I remember a woman called Margaret Mead who was an anthropologist, an American who said, “In certain cases all you can do is to put your body between the blow and the other person’s body.” And that is true. If we are prepared to go all the way by giving ourselves, lending ourselves to suffering and to death if necessary, then we can face challenges, ultimate ones.
I would like to end with an example of someone who did not die and did not kill but who is an example of the way in which one can give one’s life. I met a few years ago in Russia a priest of my age. He had spent 36 years of his life in prisons and concentration camps. He sat opposite me with eyes shining with wonder and said, “Do you realise, can you understand how unutterably good God has been to me? Soviet authorities did not allow a priest either into a prison or into a concentration camp and He chose me, a young inexperienced priest, and put me first for five years into a prison and then for 31 years into a concentration camp to minister to the people who needed it most.” This is as good as shedding one’s physical blood because we shed our physical blood almost by accident, we do not do it on purpose, we are hit.
And I remember (to end) a contemporary of mine also who is very tall and very broad, and he always felt rather awkward in civilian life.
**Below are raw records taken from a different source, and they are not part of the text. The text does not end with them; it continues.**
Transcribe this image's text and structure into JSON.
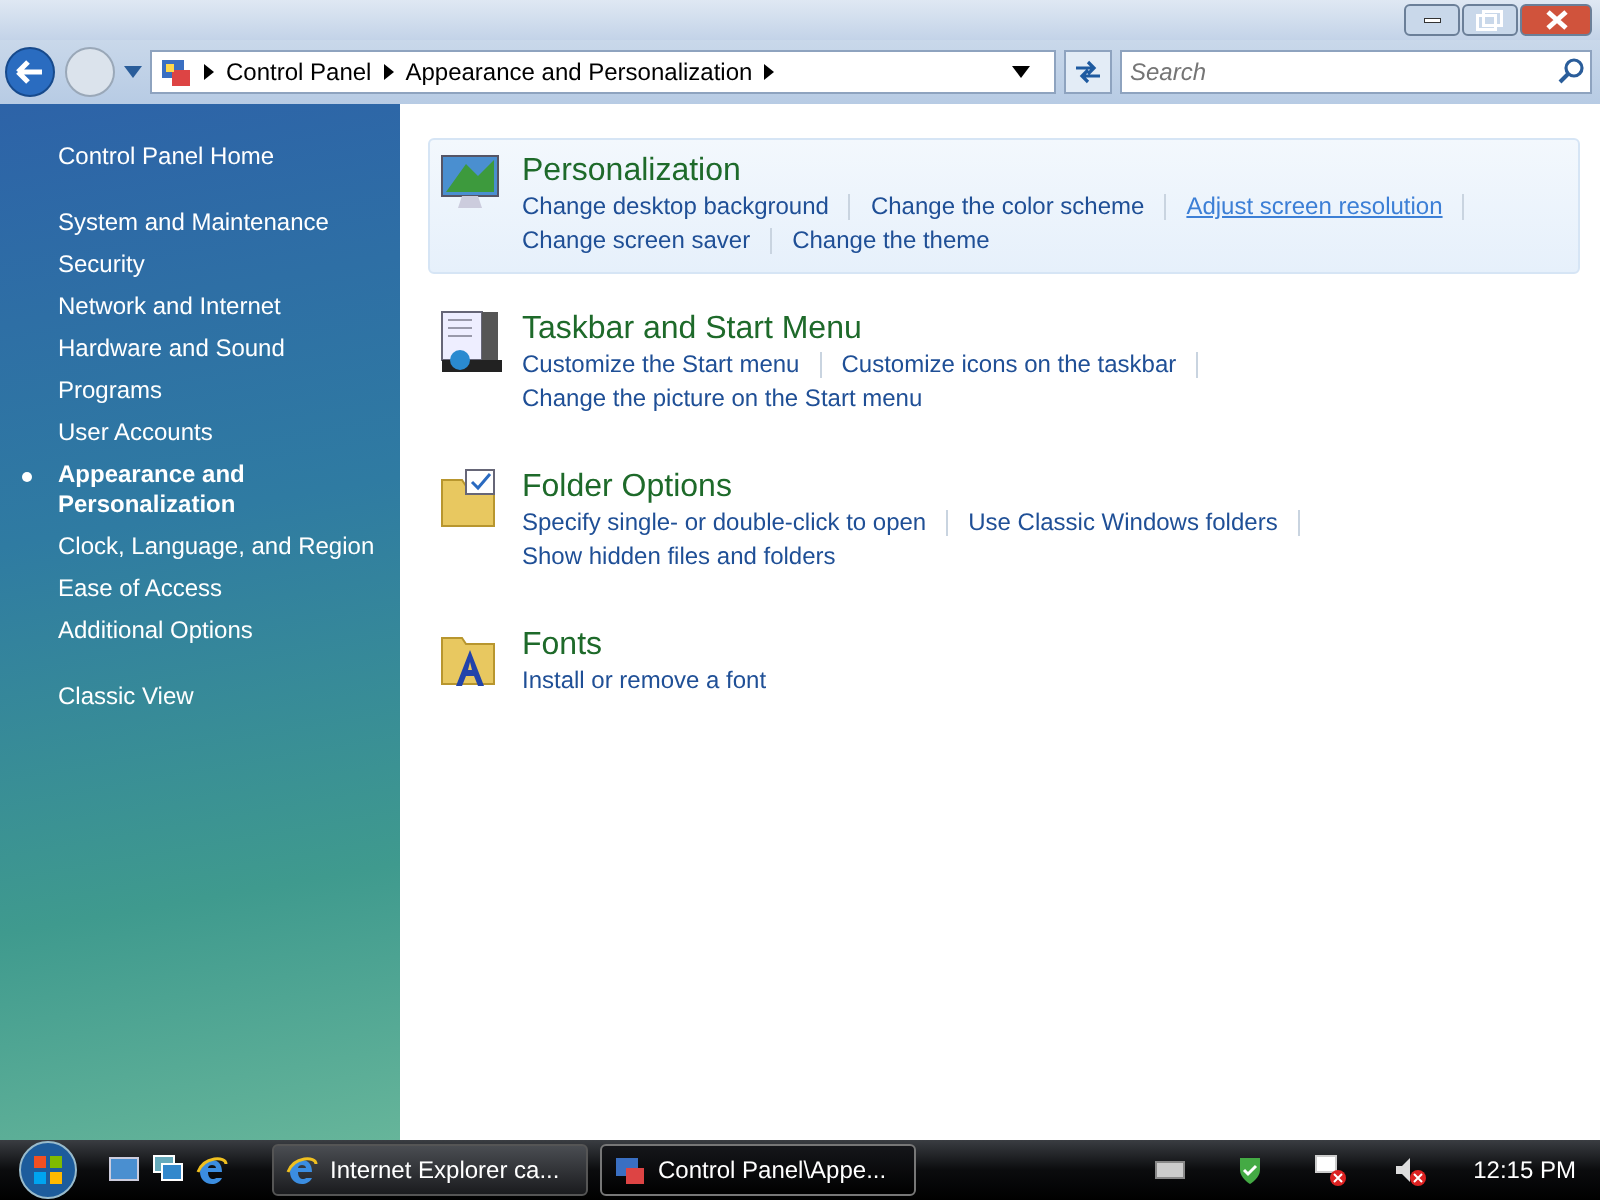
{
  "window": {
    "buttons": [
      {
        "kind": "minimize"
      },
      {
        "kind": "maximize"
      },
      {
        "kind": "close"
      }
    ]
  },
  "address_bar": {
    "breadcrumb": [
      "Control Panel",
      "Appearance and Personalization"
    ]
  },
  "search": {
    "placeholder": "Search"
  },
  "sidebar": {
    "home": "Control Panel Home",
    "items": [
      {
        "label": "System and Maintenance",
        "selected": false
      },
      {
        "label": "Security",
        "selected": false
      },
      {
        "label": "Network and Internet",
        "selected": false
      },
      {
        "label": "Hardware and Sound",
        "selected": false
      },
      {
        "label": "Programs",
        "selected": false
      },
      {
        "label": "User Accounts",
        "selected": false
      },
      {
        "label": "Appearance and Personalization",
        "selected": true
      },
      {
        "label": "Clock, Language, and Region",
        "selected": false
      },
      {
        "label": "Ease of Access",
        "selected": false
      },
      {
        "label": "Additional Options",
        "selected": false
      }
    ],
    "classic_view": "Classic View"
  },
  "categories": [
    {
      "kind": "monitor",
      "title": "Personalization",
      "hovered": true,
      "link_rows": [
        [
          {
            "text": "Change desktop background",
            "hovered": false
          },
          {
            "text": "Change the color scheme",
            "hovered": false
          },
          {
            "text": "Adjust screen resolution",
            "hovered": true
          }
        ],
        [
          {
            "text": "Change screen saver",
            "hovered": false
          },
          {
            "text": "Change the theme",
            "hovered": false
          }
        ]
      ]
    },
    {
      "kind": "taskbar",
      "title": "Taskbar and Start Menu",
      "hovered": false,
      "link_rows": [
        [
          {
            "text": "Customize the Start menu",
            "hovered": false
          },
          {
            "text": "Customize icons on the taskbar",
            "hovered": false
          }
        ],
        [
          {
            "text": "Change the picture on the Start menu",
            "hovered": false
          }
        ]
      ]
    },
    {
      "kind": "folder",
      "title": "Folder Options",
      "hovered": false,
      "link_rows": [
        [
          {
            "text": "Specify single- or double-click to open",
            "hovered": false
          },
          {
            "text": "Use Classic Windows folders",
            "hovered": false
          }
        ],
        [
          {
            "text": "Show hidden files and folders",
            "hovered": false
          }
        ]
      ]
    },
    {
      "kind": "fonts",
      "title": "Fonts",
      "hovered": false,
      "link_rows": [
        [
          {
            "text": "Install or remove a font",
            "hovered": false
          }
        ]
      ]
    }
  ],
  "taskbar": {
    "quick_launch": [
      {
        "kind": "desktop"
      },
      {
        "kind": "switch"
      },
      {
        "kind": "browser"
      }
    ],
    "tasks": [
      {
        "kind": "browser",
        "label": "Internet Explorer ca...",
        "selected": false
      },
      {
        "kind": "control-panel",
        "label": "Control Panel\\Appe...",
        "selected": true
      }
    ],
    "tray": [
      {
        "kind": "keyboard"
      },
      {
        "kind": "security"
      },
      {
        "kind": "network"
      },
      {
        "kind": "volume"
      }
    ],
    "clock": "12:15 PM"
  }
}
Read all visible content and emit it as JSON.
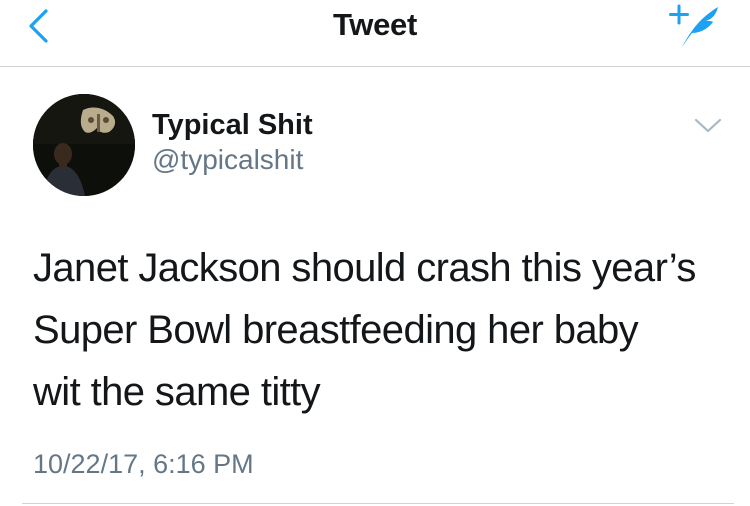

I remember his standing once in the underground towering over a little boy who looked at him like this and said, “Aren’t you bored all alone up there?” Well, he wrote to me a letter during the War in which he said, “I always complained at being so tall and broad, I thank God for it now because when there is a shooting at us, at least two man can hide behind my back.” Well, here is a man who was in the war, and who was giving his life, he was prepared also to fight because there is a point at which you cannot avoid fighting but that was his attitude.
Well, I think, I will end here, I am sure that…